Working through the lines below, return each one that holds "till".

━━━ Provided records

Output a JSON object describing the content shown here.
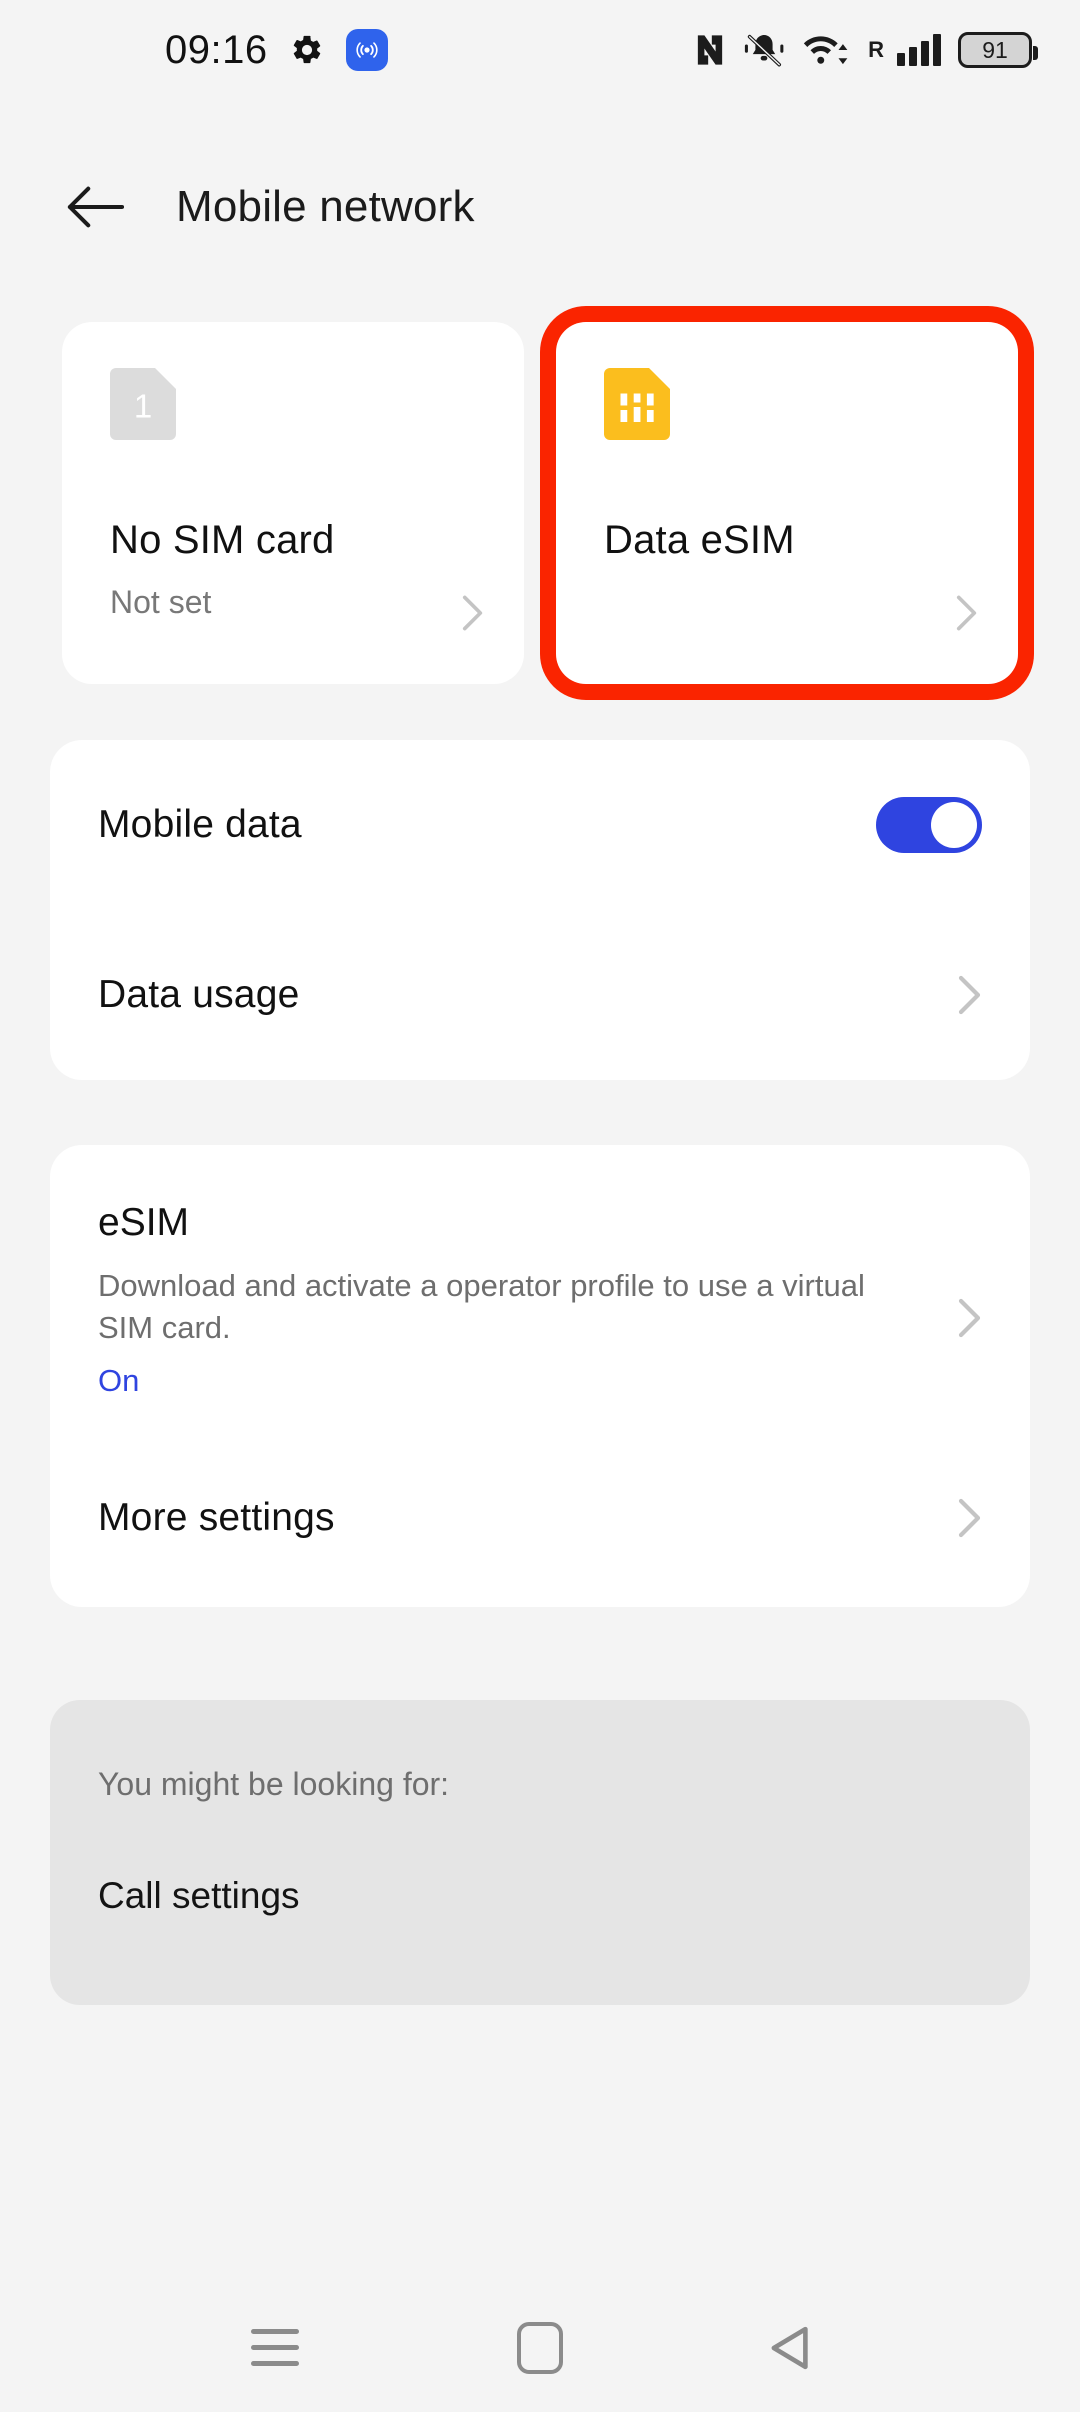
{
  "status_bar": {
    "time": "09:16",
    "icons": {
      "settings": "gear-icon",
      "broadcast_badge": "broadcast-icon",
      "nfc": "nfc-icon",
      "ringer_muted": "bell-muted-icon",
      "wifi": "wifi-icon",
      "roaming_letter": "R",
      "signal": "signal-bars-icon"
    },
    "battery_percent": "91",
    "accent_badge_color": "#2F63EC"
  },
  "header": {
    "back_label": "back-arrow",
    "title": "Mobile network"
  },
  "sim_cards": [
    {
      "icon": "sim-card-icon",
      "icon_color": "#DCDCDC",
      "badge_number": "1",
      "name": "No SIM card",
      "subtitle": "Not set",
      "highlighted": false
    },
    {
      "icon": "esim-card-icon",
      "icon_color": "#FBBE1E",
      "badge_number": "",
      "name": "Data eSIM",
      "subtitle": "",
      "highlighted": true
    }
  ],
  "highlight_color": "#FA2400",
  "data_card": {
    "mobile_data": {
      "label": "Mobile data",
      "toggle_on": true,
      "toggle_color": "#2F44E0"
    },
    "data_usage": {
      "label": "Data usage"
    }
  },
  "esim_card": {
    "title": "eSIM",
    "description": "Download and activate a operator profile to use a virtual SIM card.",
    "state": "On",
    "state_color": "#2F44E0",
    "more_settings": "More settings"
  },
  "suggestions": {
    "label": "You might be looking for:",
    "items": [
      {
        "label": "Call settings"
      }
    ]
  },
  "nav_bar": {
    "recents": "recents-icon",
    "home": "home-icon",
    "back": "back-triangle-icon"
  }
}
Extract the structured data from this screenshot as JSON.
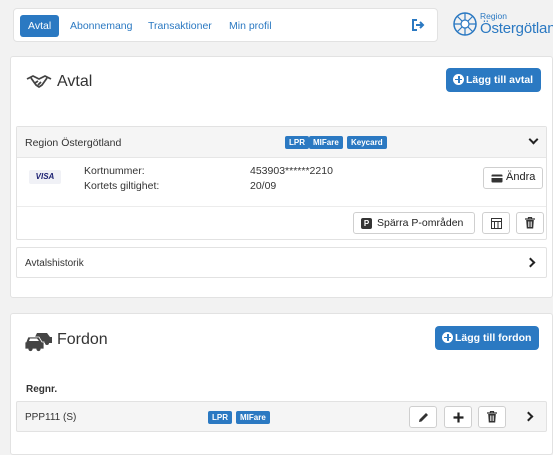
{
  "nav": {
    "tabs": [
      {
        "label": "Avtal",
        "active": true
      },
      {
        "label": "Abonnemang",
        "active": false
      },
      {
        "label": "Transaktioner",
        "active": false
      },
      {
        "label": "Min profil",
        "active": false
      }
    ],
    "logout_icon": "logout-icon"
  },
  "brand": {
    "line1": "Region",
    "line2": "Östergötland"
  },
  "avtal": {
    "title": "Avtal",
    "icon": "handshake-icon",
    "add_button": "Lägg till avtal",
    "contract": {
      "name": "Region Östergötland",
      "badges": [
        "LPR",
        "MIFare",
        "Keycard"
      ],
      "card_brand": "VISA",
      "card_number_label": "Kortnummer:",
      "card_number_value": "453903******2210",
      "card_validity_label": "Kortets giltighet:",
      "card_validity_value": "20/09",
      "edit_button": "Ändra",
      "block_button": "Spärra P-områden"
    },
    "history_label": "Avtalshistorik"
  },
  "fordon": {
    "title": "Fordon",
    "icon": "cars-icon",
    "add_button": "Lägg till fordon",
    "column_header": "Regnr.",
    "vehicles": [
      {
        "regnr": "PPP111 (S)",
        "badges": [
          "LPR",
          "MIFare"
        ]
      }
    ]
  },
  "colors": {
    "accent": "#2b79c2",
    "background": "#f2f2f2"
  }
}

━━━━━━

Solution to this task:
    "add_button": "Lägg till avtal",
    "add_button": "Lägg till fordon",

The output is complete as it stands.